New Electronic Water Sensor Detects Lead from Corrosion

The electronic lead sensor features two pairs of electrodes. Photo courtesy of Wen-Chi Lin, Burns Lab, University of Michigan.

A new electronic sensor could alert users to the presence of lead within days. The sensor was developed by University of Michigan (Ann Arbor, Michigan) researchers following the water crisis in Flint, Michigan, where corrosion of service pipes after a water source change caused lead to leach into the water supply.

According to Mark Burns, T.C. Chang Professor of Chemical Engineering at the university, standard sample tests require running water for several minutes—missing any lead that leaches from the home’s own pipes.

Burns says the sensor, costing ~$20, could be placed at key points in a city water system and at taps in homes. The trick is separating lead from other metals that may be present, most only hazardous in very high doses.

In response, researchers designed the sensor to differentiate by relying on two pairs of positive and negative electrodes, each with a neutral neighbor. The negative electrode offers electrons to positive ions, capturing most metals. The metals are already oxidized in water, meaning they have given up some electrons. As such, they prefer to get electrons back.

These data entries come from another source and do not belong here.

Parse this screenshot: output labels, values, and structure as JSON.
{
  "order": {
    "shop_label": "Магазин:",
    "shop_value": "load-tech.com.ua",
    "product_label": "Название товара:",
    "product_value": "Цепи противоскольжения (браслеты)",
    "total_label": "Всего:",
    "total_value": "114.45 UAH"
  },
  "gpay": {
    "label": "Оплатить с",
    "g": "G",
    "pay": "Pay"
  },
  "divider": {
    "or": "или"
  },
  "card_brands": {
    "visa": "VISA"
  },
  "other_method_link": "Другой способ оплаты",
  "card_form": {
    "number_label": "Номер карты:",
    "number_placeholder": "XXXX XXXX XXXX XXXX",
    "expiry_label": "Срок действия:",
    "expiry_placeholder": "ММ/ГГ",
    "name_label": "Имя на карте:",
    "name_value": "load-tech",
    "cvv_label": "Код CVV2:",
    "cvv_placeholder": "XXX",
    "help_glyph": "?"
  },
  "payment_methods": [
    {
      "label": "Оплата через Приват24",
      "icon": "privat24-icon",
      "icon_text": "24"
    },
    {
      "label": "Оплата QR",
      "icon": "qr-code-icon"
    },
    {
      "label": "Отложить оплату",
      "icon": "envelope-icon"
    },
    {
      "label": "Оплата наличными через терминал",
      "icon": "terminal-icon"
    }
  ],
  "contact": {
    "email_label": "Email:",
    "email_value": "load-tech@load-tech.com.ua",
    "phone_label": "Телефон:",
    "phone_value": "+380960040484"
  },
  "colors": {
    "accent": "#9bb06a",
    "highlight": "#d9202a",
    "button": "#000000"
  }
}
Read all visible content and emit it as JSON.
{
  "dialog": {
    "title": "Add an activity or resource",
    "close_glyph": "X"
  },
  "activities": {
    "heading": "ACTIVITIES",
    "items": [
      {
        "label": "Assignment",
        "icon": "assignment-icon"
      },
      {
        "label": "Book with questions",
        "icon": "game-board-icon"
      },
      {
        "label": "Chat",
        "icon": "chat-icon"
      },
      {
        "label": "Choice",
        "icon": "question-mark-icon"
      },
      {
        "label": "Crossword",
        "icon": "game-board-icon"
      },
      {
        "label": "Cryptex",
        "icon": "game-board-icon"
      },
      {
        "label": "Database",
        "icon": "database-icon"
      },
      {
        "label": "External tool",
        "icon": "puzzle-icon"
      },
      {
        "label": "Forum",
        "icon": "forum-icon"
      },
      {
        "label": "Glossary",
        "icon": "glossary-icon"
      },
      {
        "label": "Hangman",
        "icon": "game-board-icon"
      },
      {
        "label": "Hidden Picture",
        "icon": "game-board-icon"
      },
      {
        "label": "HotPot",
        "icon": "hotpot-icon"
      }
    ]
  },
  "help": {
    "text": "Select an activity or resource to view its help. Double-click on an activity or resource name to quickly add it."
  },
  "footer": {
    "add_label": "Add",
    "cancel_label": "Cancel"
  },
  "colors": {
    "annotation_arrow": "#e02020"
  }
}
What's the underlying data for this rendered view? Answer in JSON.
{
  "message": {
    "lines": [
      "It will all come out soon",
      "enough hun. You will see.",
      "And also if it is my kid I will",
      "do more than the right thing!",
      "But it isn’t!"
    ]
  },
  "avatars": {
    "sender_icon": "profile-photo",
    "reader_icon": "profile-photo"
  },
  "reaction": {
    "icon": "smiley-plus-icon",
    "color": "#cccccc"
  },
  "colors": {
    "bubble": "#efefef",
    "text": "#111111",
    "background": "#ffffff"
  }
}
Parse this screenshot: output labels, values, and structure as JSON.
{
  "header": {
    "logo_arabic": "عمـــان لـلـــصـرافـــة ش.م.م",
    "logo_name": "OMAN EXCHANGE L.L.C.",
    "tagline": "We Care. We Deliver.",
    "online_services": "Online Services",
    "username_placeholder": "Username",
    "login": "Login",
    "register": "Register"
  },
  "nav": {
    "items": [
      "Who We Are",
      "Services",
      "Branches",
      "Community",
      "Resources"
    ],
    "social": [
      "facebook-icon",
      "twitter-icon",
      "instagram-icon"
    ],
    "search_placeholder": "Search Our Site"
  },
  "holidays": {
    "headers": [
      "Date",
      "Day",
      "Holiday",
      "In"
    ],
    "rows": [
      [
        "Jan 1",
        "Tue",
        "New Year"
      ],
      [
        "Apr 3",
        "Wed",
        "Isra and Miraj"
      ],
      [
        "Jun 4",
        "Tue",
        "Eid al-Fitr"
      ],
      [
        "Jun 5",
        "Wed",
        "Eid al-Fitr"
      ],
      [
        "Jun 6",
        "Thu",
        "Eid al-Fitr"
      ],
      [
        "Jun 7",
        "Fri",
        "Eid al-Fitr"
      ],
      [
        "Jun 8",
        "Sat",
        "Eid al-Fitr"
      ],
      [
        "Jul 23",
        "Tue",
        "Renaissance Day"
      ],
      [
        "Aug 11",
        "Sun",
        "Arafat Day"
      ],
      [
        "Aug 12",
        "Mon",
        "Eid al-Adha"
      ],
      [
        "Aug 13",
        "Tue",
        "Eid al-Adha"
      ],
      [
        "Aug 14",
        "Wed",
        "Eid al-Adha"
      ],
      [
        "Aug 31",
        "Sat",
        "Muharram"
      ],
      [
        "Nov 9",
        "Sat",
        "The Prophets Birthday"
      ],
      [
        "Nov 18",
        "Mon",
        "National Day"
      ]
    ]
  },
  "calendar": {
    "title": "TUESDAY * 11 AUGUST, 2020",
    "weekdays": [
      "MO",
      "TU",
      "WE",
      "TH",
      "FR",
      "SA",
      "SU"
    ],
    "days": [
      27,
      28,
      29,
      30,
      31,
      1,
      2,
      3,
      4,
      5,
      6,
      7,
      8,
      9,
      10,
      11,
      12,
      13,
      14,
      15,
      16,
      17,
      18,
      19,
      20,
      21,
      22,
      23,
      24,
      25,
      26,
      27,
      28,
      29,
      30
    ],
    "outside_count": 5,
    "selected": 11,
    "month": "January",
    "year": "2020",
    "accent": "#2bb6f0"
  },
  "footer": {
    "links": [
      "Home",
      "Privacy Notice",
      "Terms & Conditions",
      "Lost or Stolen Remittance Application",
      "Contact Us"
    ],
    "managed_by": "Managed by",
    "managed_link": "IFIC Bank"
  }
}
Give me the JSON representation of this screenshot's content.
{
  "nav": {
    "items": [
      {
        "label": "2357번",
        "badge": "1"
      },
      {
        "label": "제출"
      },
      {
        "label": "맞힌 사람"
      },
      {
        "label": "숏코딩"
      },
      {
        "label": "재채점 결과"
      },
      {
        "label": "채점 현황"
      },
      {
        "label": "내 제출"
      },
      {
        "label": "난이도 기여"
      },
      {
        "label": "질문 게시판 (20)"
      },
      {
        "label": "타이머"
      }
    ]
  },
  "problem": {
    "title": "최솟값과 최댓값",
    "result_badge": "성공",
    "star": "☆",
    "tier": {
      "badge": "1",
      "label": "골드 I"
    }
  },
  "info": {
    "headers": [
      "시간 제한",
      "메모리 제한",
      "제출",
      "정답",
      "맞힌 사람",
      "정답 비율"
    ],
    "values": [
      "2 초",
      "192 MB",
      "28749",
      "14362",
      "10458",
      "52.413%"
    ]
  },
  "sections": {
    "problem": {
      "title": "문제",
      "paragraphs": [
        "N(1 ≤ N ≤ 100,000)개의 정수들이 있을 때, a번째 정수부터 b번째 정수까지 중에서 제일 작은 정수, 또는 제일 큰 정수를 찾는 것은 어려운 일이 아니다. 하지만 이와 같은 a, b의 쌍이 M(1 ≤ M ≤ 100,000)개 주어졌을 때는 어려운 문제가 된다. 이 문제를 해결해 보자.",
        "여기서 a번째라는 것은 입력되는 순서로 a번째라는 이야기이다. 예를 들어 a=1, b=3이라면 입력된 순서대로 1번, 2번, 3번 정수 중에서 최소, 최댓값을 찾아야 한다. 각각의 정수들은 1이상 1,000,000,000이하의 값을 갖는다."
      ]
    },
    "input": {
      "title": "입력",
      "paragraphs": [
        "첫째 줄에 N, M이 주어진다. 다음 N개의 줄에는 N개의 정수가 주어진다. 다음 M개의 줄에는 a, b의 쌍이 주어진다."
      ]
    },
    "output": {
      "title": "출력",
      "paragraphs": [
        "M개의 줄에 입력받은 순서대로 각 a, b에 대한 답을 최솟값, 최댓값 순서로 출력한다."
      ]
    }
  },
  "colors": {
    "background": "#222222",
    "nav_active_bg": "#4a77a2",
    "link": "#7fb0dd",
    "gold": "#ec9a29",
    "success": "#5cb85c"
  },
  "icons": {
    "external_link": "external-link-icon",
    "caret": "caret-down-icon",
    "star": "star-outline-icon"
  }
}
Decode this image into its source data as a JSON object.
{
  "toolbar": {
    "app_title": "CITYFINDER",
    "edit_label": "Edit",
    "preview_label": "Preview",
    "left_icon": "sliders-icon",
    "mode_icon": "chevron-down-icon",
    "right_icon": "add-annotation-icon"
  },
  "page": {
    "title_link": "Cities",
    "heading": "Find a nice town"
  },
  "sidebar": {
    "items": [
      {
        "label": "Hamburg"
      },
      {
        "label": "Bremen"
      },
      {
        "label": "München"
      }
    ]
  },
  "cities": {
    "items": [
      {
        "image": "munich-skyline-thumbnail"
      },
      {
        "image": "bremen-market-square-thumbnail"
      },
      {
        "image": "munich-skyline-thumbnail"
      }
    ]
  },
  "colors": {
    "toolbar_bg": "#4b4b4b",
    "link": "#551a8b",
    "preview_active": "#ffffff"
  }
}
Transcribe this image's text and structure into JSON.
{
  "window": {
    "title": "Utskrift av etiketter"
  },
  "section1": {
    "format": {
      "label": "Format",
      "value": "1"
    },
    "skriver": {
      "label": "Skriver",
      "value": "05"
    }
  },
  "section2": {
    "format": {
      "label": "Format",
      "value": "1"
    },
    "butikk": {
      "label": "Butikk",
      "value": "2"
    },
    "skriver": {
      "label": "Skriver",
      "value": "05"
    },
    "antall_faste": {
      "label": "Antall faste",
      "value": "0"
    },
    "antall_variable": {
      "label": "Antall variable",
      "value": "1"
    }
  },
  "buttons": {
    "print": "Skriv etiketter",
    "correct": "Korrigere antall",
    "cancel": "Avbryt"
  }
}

However, lead is attracted to the positive side, as it is the only contaminant metal that readily loses more electrons and oxidizes further. As lead builds up on the positive electrode, it reaches the neutral electrode, closes the circuit, and generates voltage. Above a 1 V signal, the system registers a hit.

“There could be an app that would monitor all the taps, and it could just send you a message when it detected an event,” Burns says. Researchers are now seeking partners to bring the technology to market.

Source: University of Michigan,